Data records for software interfaces =

*** Block opens ***

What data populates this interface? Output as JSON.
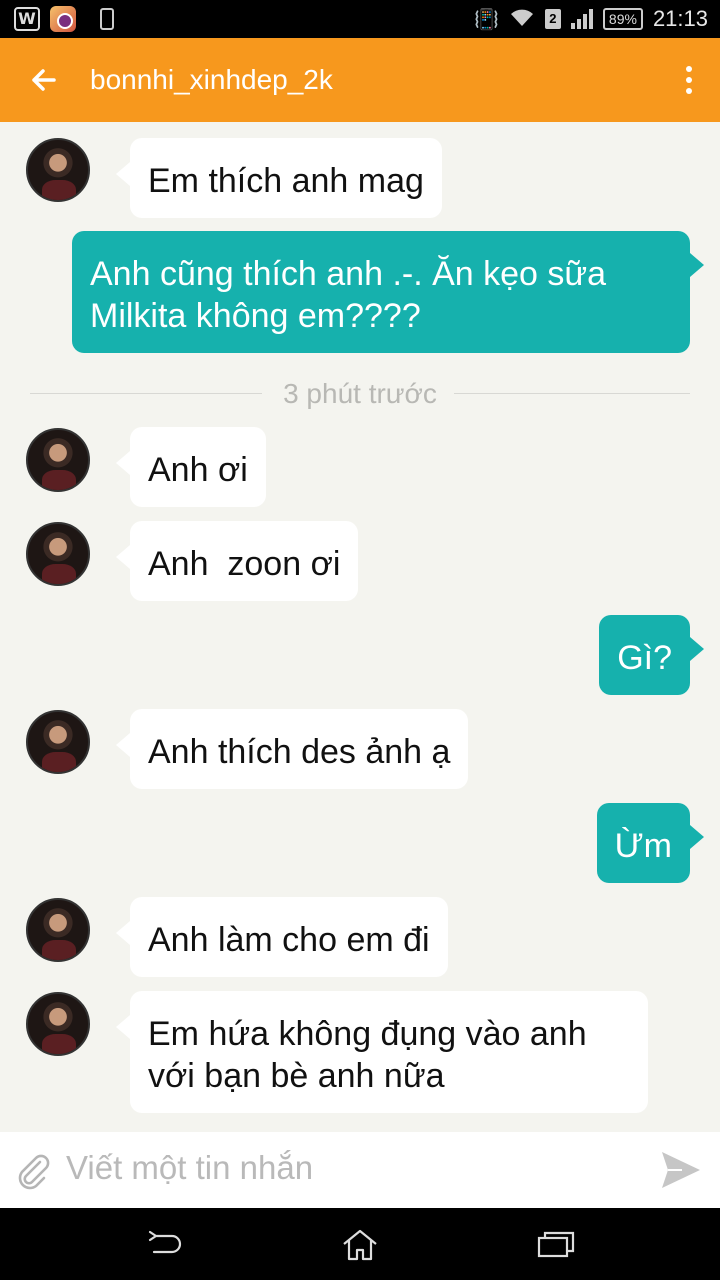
{
  "status_bar": {
    "app_icon_letter": "W",
    "battery": "89%",
    "sim": "2",
    "time": "21:13"
  },
  "header": {
    "title": "bonnhi_xinhdep_2k"
  },
  "messages": [
    {
      "from": "them",
      "text": "Em thích anh mag"
    },
    {
      "from": "me",
      "text": "Anh cũng thích anh .-. Ăn kẹo sữa Milkita không em????"
    },
    {
      "from": "them",
      "text": "Anh ơi"
    },
    {
      "from": "them",
      "text": "Anh  zoon ơi"
    },
    {
      "from": "me",
      "text": "Gì?"
    },
    {
      "from": "them",
      "text": "Anh thích des ảnh ạ"
    },
    {
      "from": "me",
      "text": "Ừm"
    },
    {
      "from": "them",
      "text": "Anh làm cho em đi"
    },
    {
      "from": "them",
      "text": "Em hứa không đụng vào anh với bạn bè anh nữa"
    }
  ],
  "divider": {
    "text": "3 phút trước"
  },
  "composer": {
    "placeholder": "Viết một tin nhắn"
  },
  "colors": {
    "accent_orange": "#f7981d",
    "outgoing_bubble": "#16b1ad",
    "incoming_bubble": "#ffffff",
    "background": "#f4f4ef"
  },
  "icons": {
    "back": "arrow-left-icon",
    "more": "more-vertical-icon",
    "attach": "paperclip-icon",
    "send": "send-icon"
  }
}
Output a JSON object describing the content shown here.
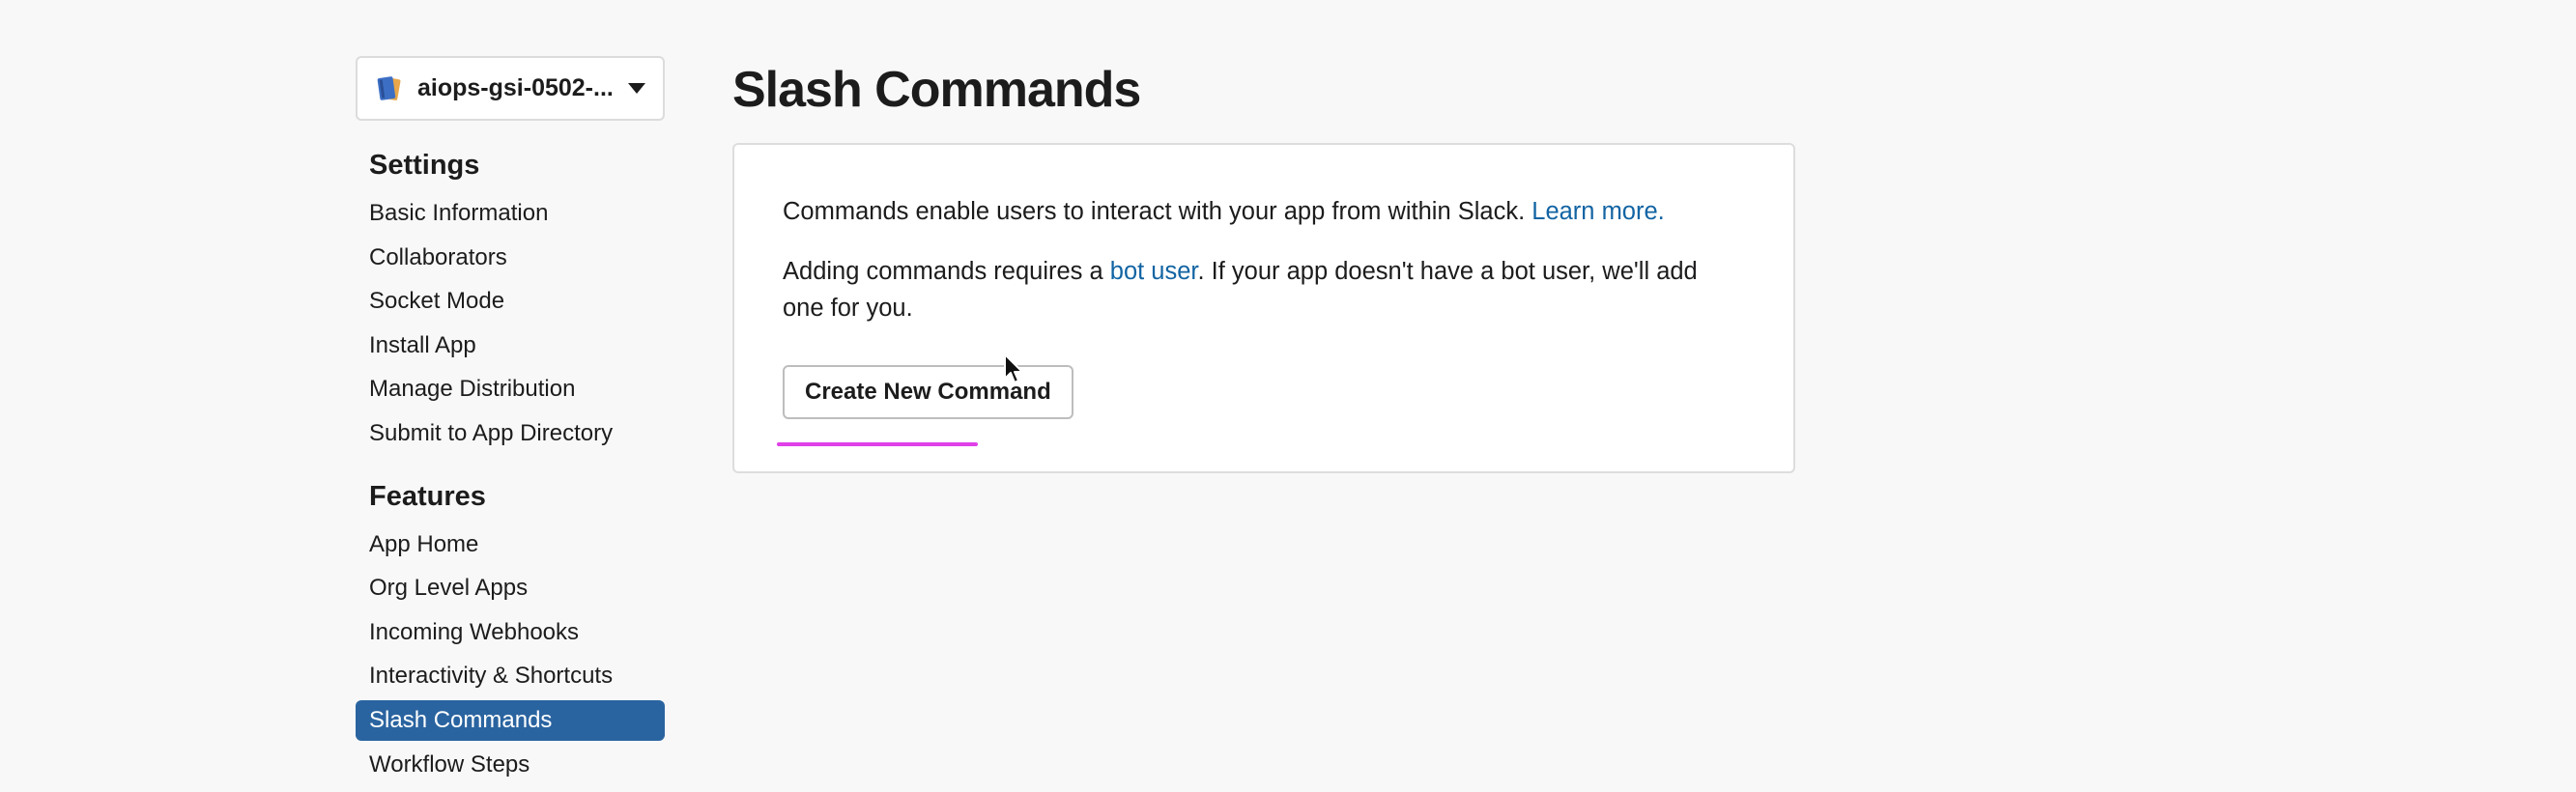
{
  "sidebar": {
    "app_switcher": {
      "name": "aiops-gsi-0502-..."
    },
    "settings": {
      "title": "Settings",
      "items": [
        {
          "label": "Basic Information"
        },
        {
          "label": "Collaborators"
        },
        {
          "label": "Socket Mode"
        },
        {
          "label": "Install App"
        },
        {
          "label": "Manage Distribution"
        },
        {
          "label": "Submit to App Directory"
        }
      ]
    },
    "features": {
      "title": "Features",
      "items": [
        {
          "label": "App Home"
        },
        {
          "label": "Org Level Apps"
        },
        {
          "label": "Incoming Webhooks"
        },
        {
          "label": "Interactivity & Shortcuts"
        },
        {
          "label": "Slash Commands",
          "active": true
        },
        {
          "label": "Workflow Steps"
        }
      ]
    }
  },
  "main": {
    "title": "Slash Commands",
    "card": {
      "para1_text": "Commands enable users to interact with your app from within Slack. ",
      "para1_link": "Learn more.",
      "para2_before": "Adding commands requires a ",
      "para2_link": "bot user",
      "para2_after": ". If your app doesn't have a bot user, we'll add one for you.",
      "button_label": "Create New Command"
    }
  },
  "colors": {
    "accent": "#2a64a0",
    "link": "#1264a3",
    "highlight": "#e040e8",
    "background": "#f8f8f8"
  },
  "icons": {
    "app_icon": "app-book-icon",
    "dropdown": "chevron-down-icon",
    "pointer": "mouse-cursor-icon"
  }
}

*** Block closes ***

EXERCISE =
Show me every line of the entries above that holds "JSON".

RESPONSE =
What data populates this interface? Output as JSON.
Output a JSON object describing the content shown here.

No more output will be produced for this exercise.